ENTRIES SHOWN:
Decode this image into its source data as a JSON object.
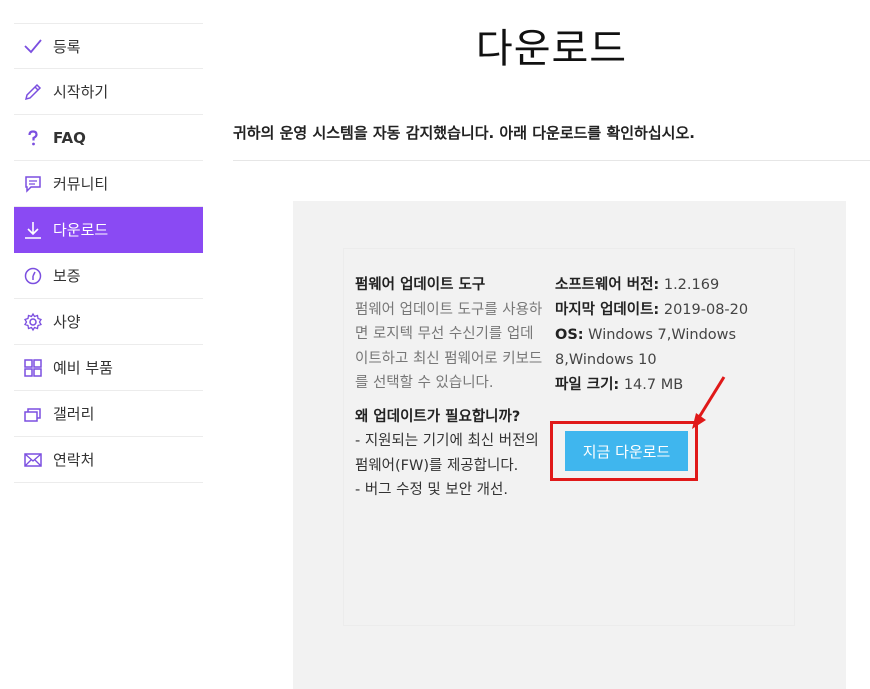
{
  "sidebar": {
    "items": [
      {
        "label": "등록",
        "icon": "check-icon"
      },
      {
        "label": "시작하기",
        "icon": "pencil-icon"
      },
      {
        "label": "FAQ",
        "icon": "question-icon"
      },
      {
        "label": "커뮤니티",
        "icon": "chat-icon"
      },
      {
        "label": "다운로드",
        "icon": "download-icon",
        "active": true
      },
      {
        "label": "보증",
        "icon": "clock-icon"
      },
      {
        "label": "사양",
        "icon": "gear-icon"
      },
      {
        "label": "예비 부품",
        "icon": "grid-icon"
      },
      {
        "label": "갤러리",
        "icon": "gallery-icon"
      },
      {
        "label": "연락처",
        "icon": "mail-icon"
      }
    ]
  },
  "main": {
    "title": "다운로드",
    "subtitle": "귀하의 운영 시스템을 자동 감지했습니다. 아래 다운로드를 확인하십시오.",
    "product": {
      "name": "펌웨어 업데이트 도구",
      "description": "펌웨어 업데이트 도구를 사용하면 로지텍 무선 수신기를 업데이트하고 최신 펌웨어로 키보드를 선택할 수 있습니다.",
      "why_heading": "왜 업데이트가 필요합니까?",
      "why_line1": "- 지원되는 기기에 최신 버전의 펌웨어(FW)를 제공합니다.",
      "why_line2": "- 버그 수정 및 보안 개선."
    },
    "details": {
      "version_label": "소프트웨어 버전:",
      "version_value": " 1.2.169",
      "updated_label": "마지막 업데이트:",
      "updated_value": " 2019-08-20",
      "os_label": "OS:",
      "os_value": " Windows 7,Windows 8,Windows 10",
      "size_label": "파일 크기:",
      "size_value": " 14.7 MB"
    },
    "download_button": "지금 다운로드"
  },
  "colors": {
    "accent": "#8a4af3",
    "button": "#3fb6ee",
    "highlight": "#e01919"
  }
}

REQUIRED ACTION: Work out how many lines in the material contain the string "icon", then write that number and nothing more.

TASK OUTPUT: 10